Wednesday, March 06, 2013

The real way to soak the rich

There was a time when, around the world, a significant proportion of left-of-centre politicians started to wake up to why some of the attitudes traditionally associated with the left had been destroying jobs and wealth.

These politicians often used names like "New Democrats" or "New Labour." Unfortunately their attempts to find a "Third Way" all too often turned out to be a blind alley and they often moved from one set of absurd and exploded socialist ideology to a belief that they could similarly ignore any principles they found inconvenient - leading to disasters in the political field like the Iraq war and in the economics field like Gordon Brown's absurd belief that he had abolished "Boom and Bust."

But with all their faults, that kind of left winger had learned one lesson that the modern left is busily forgetting again, or pretending to which is in some ways worse: that confiscatory rates of taxation on the rich do not actually help the poor because they do not bring in more money.

I think it was Paul Keating, former Australian Treasurer and later PM, who put this best at an international conference when he said something like

As socialists we want to soak the rich, and we're realised that to get more money out of them is to cut taxes.

(Not an exact quote but he did cut taxes and this was definately part of his argument. And he was right.)

When I was at school, Britain had a government which put the top rate of tax on some classes of income up to 98 pence in the pound and on remaining types of income to 83%. Did this pay for better public services? Not on your life.
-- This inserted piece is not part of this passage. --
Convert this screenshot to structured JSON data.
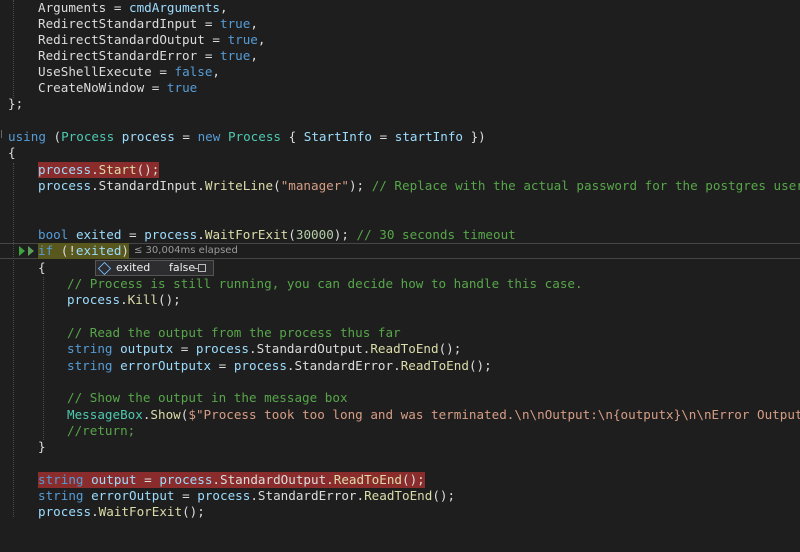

The result was an economic collapse, Britain having to go cap in hand to the International Monetary Fund to beg for loans, savage cuts in public spending and a rash of strikes which left the dead unburied and uncollected rubbish lying in the streets.

And what happened when Maggie Thatcher was elected at the following election and cut the top rates of tax 98 and 83 pence in the pound to 40 pence in the pound?

A few years later a Labour MP tabled a parliamentary question asking how much this had reduced the proportion of tax paid by the wealthiest 1% of the population.

The answer was that the effect over the following five years had actually been to INCREASE both the absolute amount, and the proportion, of tax paid by the wealthiest people.

Because it was no longer necessary for them to send so much of their wealth abroad or employ clever accounting tricks to minimise their income in order to keep more than a tiny proportion of what they were paid, the richest people declared much higher incomes, and actually paid more tax than before.

Those people in the European Union who think it would be a great idea to impose penal taxes on all banks - including the ones who were not responsible for the crash as well as the ones who were - and those people who imagine that the 50% top rate of tax in this country is a good idea, would do well to remember this.

Too much tax on a moble business like banking and financial services will simply push that business abroad. Too much tax on the rich may push them, their money, or both abroad too.

All economically numerate people know that there is a point when increasing taxe rates does not bring in more money. Exactly when this kicks in is a matter of debate. But there are not too many economists or experts who would not agree that when the marginal top rates of tax reach 50% an economy will usually have reached and passed that point.

2 comments:

Jim said...

That is one of the best posts I have ever read on your blog. Very, very well said Chris.

Chris Whiteside said...

Thanks